Instructions for the task: What do the entries below say? Restate them word for word.

[Entries from a dataset of interfaces]

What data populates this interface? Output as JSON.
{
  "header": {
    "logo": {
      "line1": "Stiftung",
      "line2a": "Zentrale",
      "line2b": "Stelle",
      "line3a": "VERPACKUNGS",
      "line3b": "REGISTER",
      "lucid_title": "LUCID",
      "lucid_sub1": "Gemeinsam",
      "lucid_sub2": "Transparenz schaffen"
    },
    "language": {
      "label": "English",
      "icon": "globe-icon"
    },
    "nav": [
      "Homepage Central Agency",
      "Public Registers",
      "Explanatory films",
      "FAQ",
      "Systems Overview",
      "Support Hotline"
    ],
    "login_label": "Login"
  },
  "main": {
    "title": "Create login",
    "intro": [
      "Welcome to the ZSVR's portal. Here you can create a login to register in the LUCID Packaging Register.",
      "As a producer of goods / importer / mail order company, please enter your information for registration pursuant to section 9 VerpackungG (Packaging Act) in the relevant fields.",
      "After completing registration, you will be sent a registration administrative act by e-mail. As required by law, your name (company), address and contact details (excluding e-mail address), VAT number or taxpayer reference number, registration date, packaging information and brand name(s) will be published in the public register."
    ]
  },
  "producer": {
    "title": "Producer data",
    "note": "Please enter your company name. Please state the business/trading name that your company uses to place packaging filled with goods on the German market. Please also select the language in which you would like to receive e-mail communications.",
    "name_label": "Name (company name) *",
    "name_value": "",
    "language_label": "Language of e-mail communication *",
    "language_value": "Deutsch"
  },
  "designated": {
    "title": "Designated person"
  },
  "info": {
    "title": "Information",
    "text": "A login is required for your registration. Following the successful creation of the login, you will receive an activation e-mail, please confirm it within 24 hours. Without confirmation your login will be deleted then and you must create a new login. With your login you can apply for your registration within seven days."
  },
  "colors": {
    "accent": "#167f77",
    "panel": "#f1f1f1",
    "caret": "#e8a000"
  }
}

The completed task:
What data populates this interface? Output as JSON.
{
  "header": {
    "logo": {
      "line1": "Stiftung",
      "line2a": "Zentrale",
      "line2b": "Stelle",
      "line3a": "VERPACKUNGS",
      "line3b": "REGISTER",
      "lucid_title": "LUCID",
      "lucid_sub1": "Gemeinsam",
      "lucid_sub2": "Transparenz schaffen"
    },
    "language": {
      "label": "English",
      "icon": "globe-icon"
    },
    "nav": [
      "Homepage Central Agency",
      "Public Registers",
      "Explanatory films",
      "FAQ",
      "Systems Overview",
      "Support Hotline"
    ],
    "login_label": "Login"
  },
  "main": {
    "title": "Create login",
    "intro": [
      "Welcome to the ZSVR's portal. Here you can create a login to register in the LUCID Packaging Register.",
      "As a producer of goods / importer / mail order company, please enter your information for registration pursuant to section 9 VerpackungG (Packaging Act) in the relevant fields.",
      "After completing registration, you will be sent a registration administrative act by e-mail. As required by law, your name (company), address and contact details (excluding e-mail address), VAT number or taxpayer reference number, registration date, packaging information and brand name(s) will be published in the public register."
    ]
  },
  "producer": {
    "title": "Producer data",
    "note": "Please enter your company name. Please state the business/trading name that your company uses to place packaging filled with goods on the German market. Please also select the language in which you would like to receive e-mail communications.",
    "name_label": "Name (company name) *",
    "name_value": "",
    "language_label": "Language of e-mail communication *",
    "language_value": "Deutsch"
  },
  "designated": {
    "title": "Designated person"
  },
  "info": {
    "title": "Information",
    "text": "A login is required for your registration. Following the successful creation of the login, you will receive an activation e-mail, please confirm it within 24 hours. Without confirmation your login will be deleted then and you must create a new login. With your login you can apply for your registration within seven days."
  },
  "colors": {
    "accent": "#167f77",
    "panel": "#f1f1f1",
    "caret": "#e8a000"
  }
}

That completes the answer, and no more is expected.